The tongue pulled right out of the skull. I cut the outer skin off the tongue with kitchen shears and the skin pulled right off. I sliced up the tongue and added it to the pile of meat I was creating. The brain came out in sections and I pulled it into smaller pieces and added to the meat pile, which by the time I finished was quite significant. 
The tongue and both eyes.
The tongue, after the skin has been removed, and one eye.
The pile of head meat ready for the soup. 
By the time I got the meat in the pot the root vegetables were soft, so I only left the meat in for about 10 minutes before dishing up a bowl of soup. 
Goat head soup.
The final result was quite good. The vegetables were soft and plentiful, I particularly liked the sweet corn that still had a pop to it. The meat separated into the soup quite well and had a decent texture and a nice taste, nothing off-putting about it. 

Eating sheeps head in Morocco last year really helped me with the mental aspects of eating head meat (brains and eyes particularly). The goat head really was not much of a problem for me mentally. 

Sunday, June 11, 2017

Capitol Hill and We, The Pizza - Washington, D.C.

After our visit to Mt. Vernon we drove back into Washington, D.C. to visit Capitol Hill. First, we visited the Library of Congress which is just east of the U.S. Capitol Building. The inside is stunning, with beautiful Corinthian capped columns holding up vaulted ceilings painted in bright orange, yellow, red and green. 

We viewed the reading room, from a glassed in viewing platform, with garishly colored columns and walls surrounding  a circular floor of lamp-lit desks. Judy, a library rat from a young age, was enthralled. The Library of Congress is the largest library in the world, the modern version of the Library at Alexandria which had such a profound impact on the intellectual development of our civilization. 

We walked north, just next door, to the U.S. Supreme Court Building.
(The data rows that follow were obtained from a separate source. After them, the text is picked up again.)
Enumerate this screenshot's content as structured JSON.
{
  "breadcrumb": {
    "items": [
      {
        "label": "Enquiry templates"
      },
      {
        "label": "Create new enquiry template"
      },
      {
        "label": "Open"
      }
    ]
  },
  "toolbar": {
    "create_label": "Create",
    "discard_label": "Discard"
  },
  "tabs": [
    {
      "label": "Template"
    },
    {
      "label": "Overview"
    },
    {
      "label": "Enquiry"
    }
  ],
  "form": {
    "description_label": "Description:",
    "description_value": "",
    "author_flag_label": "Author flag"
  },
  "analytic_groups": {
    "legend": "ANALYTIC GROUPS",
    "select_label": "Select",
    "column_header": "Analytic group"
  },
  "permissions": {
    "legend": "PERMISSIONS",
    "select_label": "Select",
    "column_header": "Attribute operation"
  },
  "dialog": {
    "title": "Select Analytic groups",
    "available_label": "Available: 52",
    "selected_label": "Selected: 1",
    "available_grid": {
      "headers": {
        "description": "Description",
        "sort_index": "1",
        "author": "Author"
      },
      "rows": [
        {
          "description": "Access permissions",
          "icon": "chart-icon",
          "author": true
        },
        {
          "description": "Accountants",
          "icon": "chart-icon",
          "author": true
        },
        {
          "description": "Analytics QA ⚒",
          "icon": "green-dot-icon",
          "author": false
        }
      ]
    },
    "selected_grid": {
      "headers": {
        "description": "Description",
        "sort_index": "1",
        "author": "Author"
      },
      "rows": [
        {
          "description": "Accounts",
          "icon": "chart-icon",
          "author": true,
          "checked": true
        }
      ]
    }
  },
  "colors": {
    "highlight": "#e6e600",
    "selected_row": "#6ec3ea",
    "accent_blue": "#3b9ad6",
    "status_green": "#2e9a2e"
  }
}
A news crew, which apparently waits there in perpetuity for breaking news, was munching on sandwiches and trying to stay out of the searing sun. 
U.S. Supreme Court
We crossed the street to the west and walked up to the U.S. Capitol Building, surrounded by security. Some sort of protest group, I believe against abortion, had a loudspeaker and spoke to virtually nobody, while they filmed themselves. 
The U.S. Capitol Building from Pennsylvania Avenue, near the Newseum.
The U.S. Capitol Building from the other, east, side.
We walked south to Independence Ave SE and then followed a diagonal turn onto Pennsylvania Ave SE toward our car. There we encountered We, The Pizza, an amazing looking pizza joint, which coming from me is unusual, because I do not really like pizza. They had 10 to 15 large pizzas on a glassed in counter, most of which I would like to have tried. These were not the typical pepperoni and cheese pizzas that dominate the market. They were awash in ingredients: big pieces of meat and vegetables and thick with cheese. Just go to the website and look at the menu and put your cursor over the individual pizzas, you'll see what I mean. Judy, still agog that I was interested in pizza, let me choose a large slice that we had cut into halves. I picked the Capitol Supreme, which was covered in mozzarella, pepperoni, mushrooms, green peppers, onions and sausage. We each also got a soda, which they made in front of us. She got pineapple and I got strawberry lemonade. It started with a spritz which I believe consisted of club soda and the base ingredients we each ordered, then fruit was added and it was combined in a blender. Very, very good. I would actually go back again if we lived in D.C. It was good.